Entering into this exchange is unhelpful. In the end, both you and your client will be more depressed. Rather than continuing to ask what helps, try changing the focus to what doesn’t help. This shift is useful because when clients are experiencing suicidal depression, they’re more likely to resonate with negativity, and connecting with your client at the negative bottom is better than not connecting at all. The goal is to collaboratively build a continuum from the bottom up. By starting at the bottom, you’re simultaneously assessing hopelessness and intervening on the “Black-black” (as opposed to black-white) distorted thinking that you’re witnessing in session. Here’s an example:
Counselor: You’ve tried lots of different strategies to deal with your suicidal thoughts, without success. You’ve tried medications, exercise, and you’ve talked to your rabbi. Let’s list these and other things you’ve tried, and see which strategies were the worst. Of all the things you’ve tried, what was worst?
Client: I really hated exercising. It felt like I was being coerced to do something I’ve always hated. And it made me sore.
Counselor: Okay then. Exercise was the worst. You hated that. Of the other things you’ve tried, what was a little less bad than exercising?
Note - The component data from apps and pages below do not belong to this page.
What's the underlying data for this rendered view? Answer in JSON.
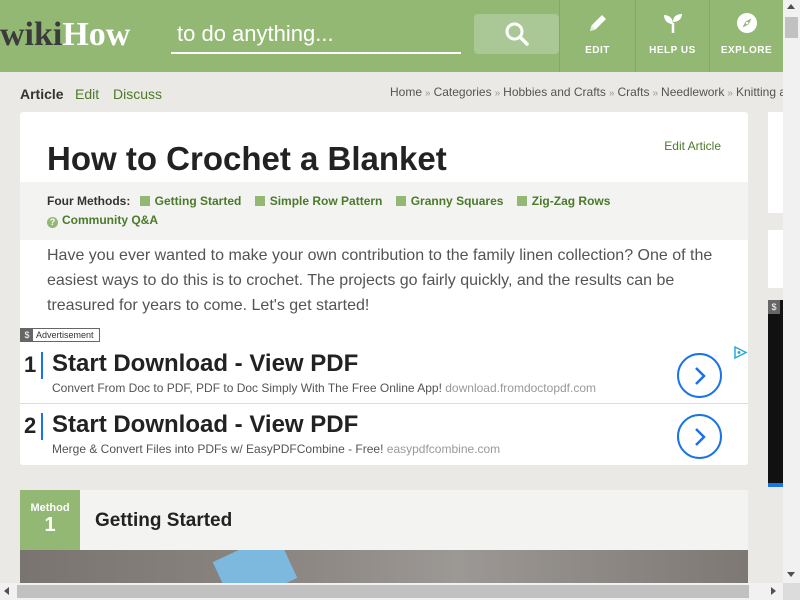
{
  "header": {
    "logo_wiki": "wiki",
    "logo_how": "How",
    "search_placeholder": "to do anything...",
    "search_icon": "search-icon",
    "buttons": [
      {
        "label": "EDIT",
        "icon": "pencil-icon"
      },
      {
        "label": "HELP US",
        "icon": "sprout-icon"
      },
      {
        "label": "EXPLORE",
        "icon": "compass-icon"
      }
    ]
  },
  "tabs": {
    "article": "Article",
    "edit": "Edit",
    "discuss": "Discuss"
  },
  "breadcrumb": [
    "Home",
    "Categories",
    "Hobbies and Crafts",
    "Crafts",
    "Needlework",
    "Knitting a"
  ],
  "breadcrumb_sep": "»",
  "article": {
    "title": "How to Crochet a Blanket",
    "edit_link": "Edit Article",
    "methods_label": "Four Methods:",
    "methods": [
      "Getting Started",
      "Simple Row Pattern",
      "Granny Squares",
      "Zig-Zag Rows"
    ],
    "qa_link": "Community Q&A",
    "intro": "Have you ever wanted to make your own contribution to the family linen collection? One of the easiest ways to do this is to crochet. The projects go fairly quickly, and the results can be treasured for years to come. Let's get started!"
  },
  "ad": {
    "label_icon": "$",
    "label": "Advertisement",
    "items": [
      {
        "num": "1",
        "title": "Start Download - View PDF",
        "desc": "Convert From Doc to PDF, PDF to Doc Simply With The Free Online App!",
        "domain": "download.fromdoctopdf.com"
      },
      {
        "num": "2",
        "title": "Start Download - View PDF",
        "desc": "Merge & Convert Files into PDFs w/ EasyPDFCombine - Free!",
        "domain": "easypdfcombine.com"
      }
    ]
  },
  "method": {
    "word": "Method",
    "number": "1",
    "title": "Getting Started"
  },
  "side_ad_tag": "$",
  "colors": {
    "brand_green": "#93b874",
    "link_green": "#4b7a2b",
    "ad_blue": "#1a73e8"
  }
}
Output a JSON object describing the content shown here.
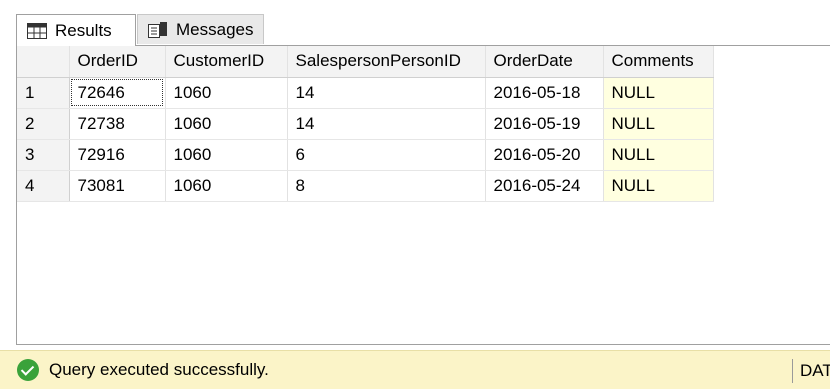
{
  "tabs": [
    {
      "label": "Results",
      "icon": "grid-icon"
    },
    {
      "label": "Messages",
      "icon": "messages-icon"
    }
  ],
  "grid": {
    "columns": [
      "OrderID",
      "CustomerID",
      "SalespersonPersonID",
      "OrderDate",
      "Comments"
    ],
    "rows": [
      {
        "num": "1",
        "cells": [
          "72646",
          "1060",
          "14",
          "2016-05-18",
          "NULL"
        ]
      },
      {
        "num": "2",
        "cells": [
          "72738",
          "1060",
          "14",
          "2016-05-19",
          "NULL"
        ]
      },
      {
        "num": "3",
        "cells": [
          "72916",
          "1060",
          "6",
          "2016-05-20",
          "NULL"
        ]
      },
      {
        "num": "4",
        "cells": [
          "73081",
          "1060",
          "8",
          "2016-05-24",
          "NULL"
        ]
      }
    ]
  },
  "status": {
    "message": "Query executed successfully.",
    "right_text": "DAT",
    "bar_color": "#fbf4c8"
  }
}
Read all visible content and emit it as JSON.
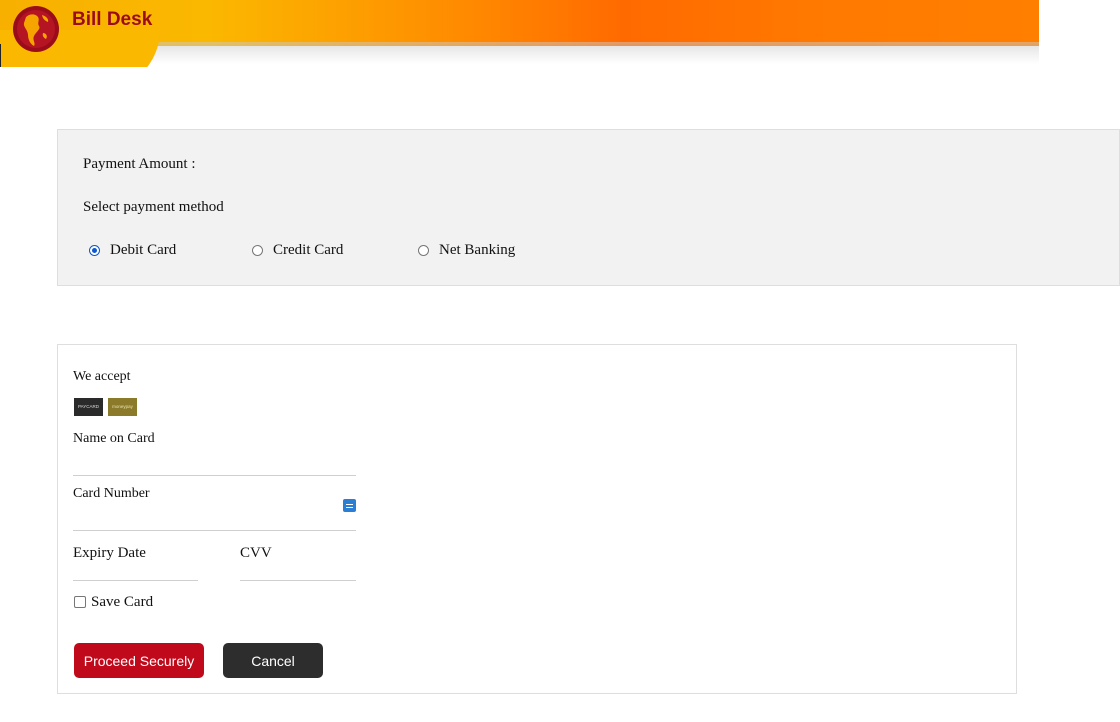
{
  "brand": {
    "title": "Bill Desk",
    "logo_icon": "globe-icon"
  },
  "payment": {
    "amount_label": "Payment Amount :",
    "method_label": "Select payment method",
    "methods": [
      {
        "label": "Debit Card",
        "selected": true
      },
      {
        "label": "Credit Card",
        "selected": false
      },
      {
        "label": "Net Banking",
        "selected": false
      }
    ]
  },
  "card_form": {
    "we_accept": "We accept",
    "accepted_logos": [
      {
        "label": "PAYCARD"
      },
      {
        "label": "moneypay"
      }
    ],
    "name_label": "Name on Card",
    "name_value": "",
    "number_label": "Card Number",
    "number_value": "",
    "number_icon": "card-list-icon",
    "expiry_label": "Expiry Date",
    "cvv_label": "CVV",
    "save_card_label": "Save Card",
    "save_card_checked": false,
    "proceed_label": "Proceed Securely",
    "cancel_label": "Cancel"
  },
  "colors": {
    "brand_red": "#9b0c1a",
    "proceed_button": "#c0091a",
    "cancel_button": "#2d2d2d",
    "radio_selected": "#0b57d0",
    "panel_bg": "#f2f2f2"
  }
}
Client: The medications. I just didn’t feel like myself.
Counselor: So that didn’t work either. So, of those three things, talking with your rabbi was the least bad?
Client: Yeah. It didn’t help much. But she was nice and supportive. I felt a little better, but I didn’t want to keep talking because she’s busy and I was a burden.
Focusing on the worst option resonates with a negative emotional state. For clients who are unhappy with the results of previous therapeutic efforts, beginning with the most worthless strategy of all is an easier therapeutic and assessment task, provides useful information, and is usually answered quickly. Subsequently, clinicians can move upward toward strategies that are “just a little less bad.” Building a unique continuum of what’s more and less helpful is the goal. Later, you can add new ideas that you or your client identify, and put them in their place on the continuum. If this approach works well, together with your client you will have generated several ideas (some new and some old) that are worth experimenting with in the future.
Beginning from the bottom puts a different spin on the problem-solving process. Even extremely depressed clients can acknowledge that every attempt to address their symptoms isn’t equally bad. Using a continuum is a useful tool for working with hopelessness and is consistent with the CBT technique, “Thinking in shades of grey.”